DATA EXTRACT Start Marker
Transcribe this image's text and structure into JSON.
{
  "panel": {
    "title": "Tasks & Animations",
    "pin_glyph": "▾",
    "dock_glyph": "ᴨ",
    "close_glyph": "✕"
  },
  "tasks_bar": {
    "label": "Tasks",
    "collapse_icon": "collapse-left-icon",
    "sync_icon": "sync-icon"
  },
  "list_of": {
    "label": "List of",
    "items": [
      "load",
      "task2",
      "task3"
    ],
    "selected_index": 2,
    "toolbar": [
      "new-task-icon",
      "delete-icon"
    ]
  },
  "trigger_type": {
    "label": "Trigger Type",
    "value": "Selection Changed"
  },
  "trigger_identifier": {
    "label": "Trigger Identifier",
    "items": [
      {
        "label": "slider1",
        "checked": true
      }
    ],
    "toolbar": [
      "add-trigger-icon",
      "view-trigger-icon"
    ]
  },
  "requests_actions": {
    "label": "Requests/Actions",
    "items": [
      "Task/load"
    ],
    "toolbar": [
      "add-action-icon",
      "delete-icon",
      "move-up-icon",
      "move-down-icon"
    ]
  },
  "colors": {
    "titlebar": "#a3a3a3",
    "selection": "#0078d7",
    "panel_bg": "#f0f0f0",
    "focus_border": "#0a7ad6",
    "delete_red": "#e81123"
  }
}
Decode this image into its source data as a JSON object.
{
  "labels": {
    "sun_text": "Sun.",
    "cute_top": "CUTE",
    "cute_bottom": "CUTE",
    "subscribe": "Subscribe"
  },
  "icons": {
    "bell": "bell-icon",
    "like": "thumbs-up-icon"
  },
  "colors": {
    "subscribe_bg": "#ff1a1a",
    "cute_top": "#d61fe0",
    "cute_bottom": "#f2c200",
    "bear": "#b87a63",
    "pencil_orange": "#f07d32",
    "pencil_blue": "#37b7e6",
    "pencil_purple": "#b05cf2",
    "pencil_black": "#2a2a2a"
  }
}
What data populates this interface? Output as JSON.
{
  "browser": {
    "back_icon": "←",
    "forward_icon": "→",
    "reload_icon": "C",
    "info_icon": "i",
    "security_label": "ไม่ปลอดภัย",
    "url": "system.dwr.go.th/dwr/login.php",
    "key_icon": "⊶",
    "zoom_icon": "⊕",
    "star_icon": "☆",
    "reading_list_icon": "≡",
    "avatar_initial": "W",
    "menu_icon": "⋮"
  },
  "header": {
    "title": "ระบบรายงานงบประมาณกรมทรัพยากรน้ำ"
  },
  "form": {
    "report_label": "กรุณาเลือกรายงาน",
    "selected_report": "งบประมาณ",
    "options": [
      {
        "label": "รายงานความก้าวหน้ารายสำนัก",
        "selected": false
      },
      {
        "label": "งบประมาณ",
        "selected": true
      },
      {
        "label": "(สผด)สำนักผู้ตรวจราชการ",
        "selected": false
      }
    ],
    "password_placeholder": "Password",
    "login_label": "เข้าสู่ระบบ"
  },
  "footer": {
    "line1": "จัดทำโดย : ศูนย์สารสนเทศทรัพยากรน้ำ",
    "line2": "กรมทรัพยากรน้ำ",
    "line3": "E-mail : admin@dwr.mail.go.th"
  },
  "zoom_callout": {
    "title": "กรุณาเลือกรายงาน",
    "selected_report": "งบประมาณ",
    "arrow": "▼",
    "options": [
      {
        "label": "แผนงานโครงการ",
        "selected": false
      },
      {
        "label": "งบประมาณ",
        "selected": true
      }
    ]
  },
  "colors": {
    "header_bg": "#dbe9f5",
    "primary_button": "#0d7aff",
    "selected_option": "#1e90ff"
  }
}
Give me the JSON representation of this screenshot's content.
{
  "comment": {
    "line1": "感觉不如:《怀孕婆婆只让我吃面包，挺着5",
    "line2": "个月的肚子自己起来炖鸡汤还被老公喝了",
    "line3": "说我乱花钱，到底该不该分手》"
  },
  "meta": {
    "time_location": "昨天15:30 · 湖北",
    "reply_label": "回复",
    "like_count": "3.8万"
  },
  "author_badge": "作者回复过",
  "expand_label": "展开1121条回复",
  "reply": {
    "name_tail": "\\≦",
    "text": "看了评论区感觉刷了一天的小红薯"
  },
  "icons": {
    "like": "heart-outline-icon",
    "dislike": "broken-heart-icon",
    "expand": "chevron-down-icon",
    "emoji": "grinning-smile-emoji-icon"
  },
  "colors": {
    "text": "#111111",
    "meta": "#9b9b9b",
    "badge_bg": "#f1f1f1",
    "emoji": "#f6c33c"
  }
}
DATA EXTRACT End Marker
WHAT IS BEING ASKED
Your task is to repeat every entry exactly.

SOLUTION TO THIS EXERCISE
Transcribe this image's text and structure into JSON.
{
  "panel": {
    "title": "Tasks & Animations",
    "pin_glyph": "▾",
    "dock_glyph": "ᴨ",
    "close_glyph": "✕"
  },
  "tasks_bar": {
    "label": "Tasks",
    "collapse_icon": "collapse-left-icon",
    "sync_icon": "sync-icon"
  },
  "list_of": {
    "label": "List of",
    "items": [
      "load",
      "task2",
      "task3"
    ],
    "selected_index": 2,
    "toolbar": [
      "new-task-icon",
      "delete-icon"
    ]
  },
  "trigger_type": {
    "label": "Trigger Type",
    "value": "Selection Changed"
  },
  "trigger_identifier": {
    "label": "Trigger Identifier",
    "items": [
      {
        "label": "slider1",
        "checked": true
      }
    ],
    "toolbar": [
      "add-trigger-icon",
      "view-trigger-icon"
    ]
  },
  "requests_actions": {
    "label": "Requests/Actions",
    "items": [
      "Task/load"
    ],
    "toolbar": [
      "add-action-icon",
      "delete-icon",
      "move-up-icon",
      "move-down-icon"
    ]
  },
  "colors": {
    "titlebar": "#a3a3a3",
    "selection": "#0078d7",
    "panel_bg": "#f0f0f0",
    "focus_border": "#0a7ad6",
    "delete_red": "#e81123"
  }
}
Decode this image into its source data as a JSON object.
{
  "labels": {
    "sun_text": "Sun.",
    "cute_top": "CUTE",
    "cute_bottom": "CUTE",
    "subscribe": "Subscribe"
  },
  "icons": {
    "bell": "bell-icon",
    "like": "thumbs-up-icon"
  },
  "colors": {
    "subscribe_bg": "#ff1a1a",
    "cute_top": "#d61fe0",
    "cute_bottom": "#f2c200",
    "bear": "#b87a63",
    "pencil_orange": "#f07d32",
    "pencil_blue": "#37b7e6",
    "pencil_purple": "#b05cf2",
    "pencil_black": "#2a2a2a"
  }
}
What data populates this interface? Output as JSON.
{
  "browser": {
    "back_icon": "←",
    "forward_icon": "→",
    "reload_icon": "C",
    "info_icon": "i",
    "security_label": "ไม่ปลอดภัย",
    "url": "system.dwr.go.th/dwr/login.php",
    "key_icon": "⊶",
    "zoom_icon": "⊕",
    "star_icon": "☆",
    "reading_list_icon": "≡",
    "avatar_initial": "W",
    "menu_icon": "⋮"
  },
  "header": {
    "title": "ระบบรายงานงบประมาณกรมทรัพยากรน้ำ"
  },
  "form": {
    "report_label": "กรุณาเลือกรายงาน",
    "selected_report": "งบประมาณ",
    "options": [
      {
        "label": "รายงานความก้าวหน้ารายสำนัก",
        "selected": false
      },
      {
        "label": "งบประมาณ",
        "selected": true
      },
      {
        "label": "(สผด)สำนักผู้ตรวจราชการ",
        "selected": false
      }
    ],
    "password_placeholder": "Password",
    "login_label": "เข้าสู่ระบบ"
  },
  "footer": {
    "line1": "จัดทำโดย : ศูนย์สารสนเทศทรัพยากรน้ำ",
    "line2": "กรมทรัพยากรน้ำ",
    "line3": "E-mail : admin@dwr.mail.go.th"
  },
  "zoom_callout": {
    "title": "กรุณาเลือกรายงาน",
    "selected_report": "งบประมาณ",
    "arrow": "▼",
    "options": [
      {
        "label": "แผนงานโครงการ",
        "selected": false
      },
      {
        "label": "งบประมาณ",
        "selected": true
      }
    ]
  },
  "colors": {
    "header_bg": "#dbe9f5",
    "primary_button": "#0d7aff",
    "selected_option": "#1e90ff"
  }
}
Give me the JSON representation of this screenshot's content.
{
  "comment": {
    "line1": "感觉不如:《怀孕婆婆只让我吃面包，挺着5",
    "line2": "个月的肚子自己起来炖鸡汤还被老公喝了",
    "line3": "说我乱花钱，到底该不该分手》"
  },
  "meta": {
    "time_location": "昨天15:30 · 湖北",
    "reply_label": "回复",
    "like_count": "3.8万"
  },
  "author_badge": "作者回复过",
  "expand_label": "展开1121条回复",
  "reply": {
    "name_tail": "\\≦",
    "text": "看了评论区感觉刷了一天的小红薯"
  },
  "icons": {
    "like": "heart-outline-icon",
    "dislike": "broken-heart-icon",
    "expand": "chevron-down-icon",
    "emoji": "grinning-smile-emoji-icon"
  },
  "colors": {
    "text": "#111111",
    "meta": "#9b9b9b",
    "badge_bg": "#f1f1f1",
    "emoji": "#f6c33c"
  }
}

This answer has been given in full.